Mooncakes for Democracy
Ingredients: rice paper, cooked red adzuki bean soaking liquid, egg wash, red food coloring, excerpts from the US Declaration of Independence, and mixed media
Exterior: 15″ x 4.5″ x 2″ Mooncakes: 3″ x 3″ x 0.75″
In Chinese tradition, the mooncake is an important part of the Mid-Autumn Festival celebrating the harvest moon. The pastry is traditionally made with a thin, golden-brown flour and egg-wash exterior that has been elaborately molded, and an interior made of a sweet, dense paste from ingredients such as red bean, mung bean, and lotus seed.
One legend about mooncakes tells the story of how they were used as a tool for revolution.
After the barbaric Mongols controlled China, they established harsh rules and were merciless to everyone who resisted.
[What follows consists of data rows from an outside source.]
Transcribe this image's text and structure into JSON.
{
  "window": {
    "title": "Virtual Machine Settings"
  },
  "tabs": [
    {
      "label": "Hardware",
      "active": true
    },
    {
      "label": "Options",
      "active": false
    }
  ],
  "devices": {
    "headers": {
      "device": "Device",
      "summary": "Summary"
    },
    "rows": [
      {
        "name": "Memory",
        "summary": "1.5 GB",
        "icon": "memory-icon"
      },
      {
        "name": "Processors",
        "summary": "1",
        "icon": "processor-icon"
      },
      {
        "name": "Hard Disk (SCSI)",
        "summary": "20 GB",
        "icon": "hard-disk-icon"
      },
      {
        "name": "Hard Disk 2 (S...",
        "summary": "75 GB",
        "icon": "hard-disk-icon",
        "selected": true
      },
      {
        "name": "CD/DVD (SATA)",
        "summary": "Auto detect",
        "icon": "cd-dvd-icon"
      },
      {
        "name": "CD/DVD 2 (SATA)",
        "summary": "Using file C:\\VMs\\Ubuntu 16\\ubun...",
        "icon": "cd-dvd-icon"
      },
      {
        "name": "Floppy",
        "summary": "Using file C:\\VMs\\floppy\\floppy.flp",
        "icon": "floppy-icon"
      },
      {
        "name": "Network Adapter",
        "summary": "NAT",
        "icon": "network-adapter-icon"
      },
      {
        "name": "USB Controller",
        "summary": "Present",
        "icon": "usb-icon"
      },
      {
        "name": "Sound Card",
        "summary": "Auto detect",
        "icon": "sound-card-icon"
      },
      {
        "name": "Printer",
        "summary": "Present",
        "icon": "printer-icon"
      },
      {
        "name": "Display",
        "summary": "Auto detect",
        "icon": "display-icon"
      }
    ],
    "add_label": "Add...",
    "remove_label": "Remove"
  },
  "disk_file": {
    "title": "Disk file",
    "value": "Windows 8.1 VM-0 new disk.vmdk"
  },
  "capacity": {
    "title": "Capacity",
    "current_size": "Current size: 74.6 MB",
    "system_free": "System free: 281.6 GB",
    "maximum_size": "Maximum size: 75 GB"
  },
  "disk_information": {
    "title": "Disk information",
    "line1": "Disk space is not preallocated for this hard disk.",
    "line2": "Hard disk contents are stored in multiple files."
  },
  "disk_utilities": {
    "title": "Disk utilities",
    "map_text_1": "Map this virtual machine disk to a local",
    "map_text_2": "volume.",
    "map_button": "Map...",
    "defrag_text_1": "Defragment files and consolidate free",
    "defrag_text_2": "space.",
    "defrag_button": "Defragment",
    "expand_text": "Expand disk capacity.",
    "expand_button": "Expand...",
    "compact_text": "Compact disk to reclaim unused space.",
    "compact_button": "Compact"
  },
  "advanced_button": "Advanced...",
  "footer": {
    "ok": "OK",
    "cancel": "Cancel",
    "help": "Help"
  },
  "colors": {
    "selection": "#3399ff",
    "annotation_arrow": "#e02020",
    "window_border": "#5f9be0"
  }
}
The Mongol emperor’s ruthlessness and thirst for more power led him to ignore the people as disease and famine spread throughout China. He had a great distrust for everyone and killed all the nobles, appointing only his closest family members to important positions to aid in his governmental decisions. Finally, a commander of the rebel forces came up with an idea to save the people: The rebels would spread a rumor about a terrible illness and the only way for the people to prevent it would be to eat special mooncakes. These mooncakes hid secret messages inside and the rebels, disguised as merchants and commoners, would distribute the mooncakes throughout the land. The Mongols did not like mooncakes, so they never discovered the secret messages hidden inside the mooncakes alerting the people to take part in an uprising on the fifteenth-day of the eighth lunar month, which was the Mid-Autumn Festival. On the day of the Mid-Autumn Festival, the people, led by the rebels, came together and overthrew the Mongol tyrant. From there onward, people celebrated the Mid-Autumn Festival every year with mooncakes.
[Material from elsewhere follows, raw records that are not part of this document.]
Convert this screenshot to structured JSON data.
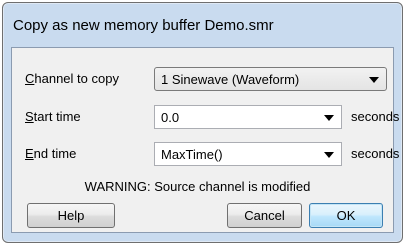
{
  "window": {
    "title": "Copy as new memory buffer Demo.smr"
  },
  "form": {
    "channel": {
      "label_key": "C",
      "label_rest": "hannel to copy",
      "value": "1 Sinewave (Waveform)"
    },
    "start_time": {
      "label_key": "S",
      "label_rest": "tart time",
      "value": "0.0",
      "unit": "seconds"
    },
    "end_time": {
      "label_key": "E",
      "label_rest": "nd time",
      "value": "MaxTime()",
      "unit": "seconds"
    },
    "warning": "WARNING: Source channel is modified"
  },
  "buttons": {
    "help": "Help",
    "cancel": "Cancel",
    "ok": "OK"
  },
  "colors": {
    "frame": "#c9dbef",
    "client": "#f0f0f0",
    "default_button_border": "#3c7fb1"
  }
}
I wondered how this story would translate to a democratic nation in which Asian Americans made up for around 6% of the US population. I’m greatly aware of the disenfranchisement and voter harassment experienced by many BIPOC voters, including Asian Americans, who believed that our votes didn’t matter to a governing body made of mostly older white American men. My own enthusiasm for understanding American history and government, dating as far back as to my fifth grade US social studies class, conflicted with my present experience. The nation’s founding fathers wrote into the Declaration their reasons for separating from a tyrannical ruler, outlining a number of actions which, ironically, were repeated by the 45th president. The denunciation of these actions, named as violations of human rights, promised a freer nation, a belief that brought many immigrants to this country. Yet, nonwhite immigrants repeatedly found themselves most subjected to these same violations for decades, resulting in constant battles for human civil rights and a disenfranchised group of diasporic people.
Is it possible to remind Asian Americans that our strongest voice and greatest form of protest comes from our votes?